THE PROBLEM: What is needed is an exact copy of the records below, minus any pictures.

#####

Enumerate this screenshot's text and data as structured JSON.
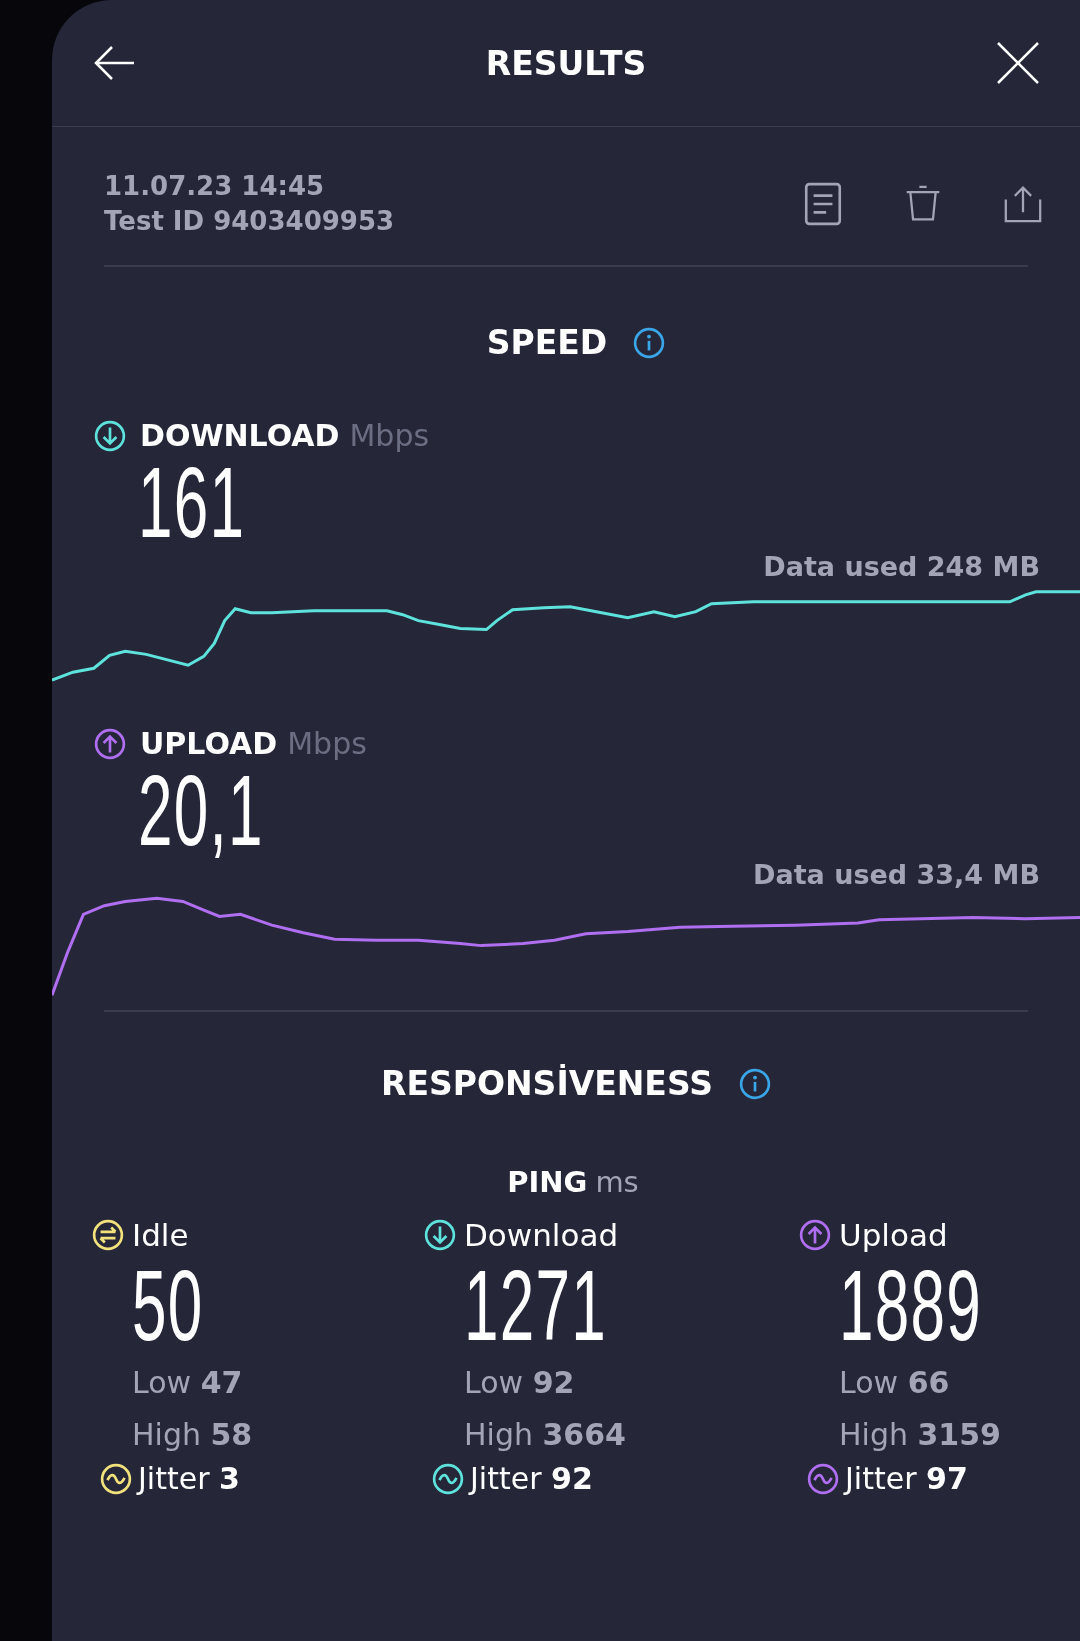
{
  "header": {
    "title": "RESULTS"
  },
  "test": {
    "date": "11.07.23 14:45",
    "test_id": "Test ID 9403409953"
  },
  "speed": {
    "title": "SPEED",
    "metrics": [
      {
        "kind": "download",
        "label": "DOWNLOAD",
        "unit": "Mbps",
        "value": "161",
        "data_used": "Data used 248 MB",
        "color": "#5ee3dc"
      },
      {
        "kind": "upload",
        "label": "UPLOAD",
        "unit": "Mbps",
        "value": "20,1",
        "data_used": "Data used 33,4 MB",
        "color": "#b06ef0"
      }
    ]
  },
  "responsiveness": {
    "title": "RESPONSİVENESS",
    "ping_label": "PING",
    "ping_unit": "ms",
    "columns": [
      {
        "kind": "idle",
        "label": "Idle",
        "value": "50",
        "low_label": "Low",
        "low": "47",
        "high_label": "High",
        "high": "58",
        "jitter_label": "Jitter",
        "jitter": "3",
        "color": "#f2e27c"
      },
      {
        "kind": "download",
        "label": "Download",
        "value": "1271",
        "low_label": "Low",
        "low": "92",
        "high_label": "High",
        "high": "3664",
        "jitter_label": "Jitter",
        "jitter": "92",
        "color": "#5ee3dc"
      },
      {
        "kind": "upload",
        "label": "Upload",
        "value": "1889",
        "low_label": "Low",
        "low": "66",
        "high_label": "High",
        "high": "3159",
        "jitter_label": "Jitter",
        "jitter": "97",
        "color": "#b06ef0"
      }
    ]
  }
}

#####

OUTPUT OF THE EXERCISE:
Enumerate this screenshot's text and data as structured JSON.
{
  "header": {
    "title": "RESULTS"
  },
  "test": {
    "date": "11.07.23 14:45",
    "test_id": "Test ID 9403409953"
  },
  "speed": {
    "title": "SPEED",
    "metrics": [
      {
        "kind": "download",
        "label": "DOWNLOAD",
        "unit": "Mbps",
        "value": "161",
        "data_used": "Data used 248 MB",
        "color": "#5ee3dc"
      },
      {
        "kind": "upload",
        "label": "UPLOAD",
        "unit": "Mbps",
        "value": "20,1",
        "data_used": "Data used 33,4 MB",
        "color": "#b06ef0"
      }
    ]
  },
  "responsiveness": {
    "title": "RESPONSİVENESS",
    "ping_label": "PING",
    "ping_unit": "ms",
    "columns": [
      {
        "kind": "idle",
        "label": "Idle",
        "value": "50",
        "low_label": "Low",
        "low": "47",
        "high_label": "High",
        "high": "58",
        "jitter_label": "Jitter",
        "jitter": "3",
        "color": "#f2e27c"
      },
      {
        "kind": "download",
        "label": "Download",
        "value": "1271",
        "low_label": "Low",
        "low": "92",
        "high_label": "High",
        "high": "3664",
        "jitter_label": "Jitter",
        "jitter": "92",
        "color": "#5ee3dc"
      },
      {
        "kind": "upload",
        "label": "Upload",
        "value": "1889",
        "low_label": "Low",
        "low": "66",
        "high_label": "High",
        "high": "3159",
        "jitter_label": "Jitter",
        "jitter": "97",
        "color": "#b06ef0"
      }
    ]
  }
}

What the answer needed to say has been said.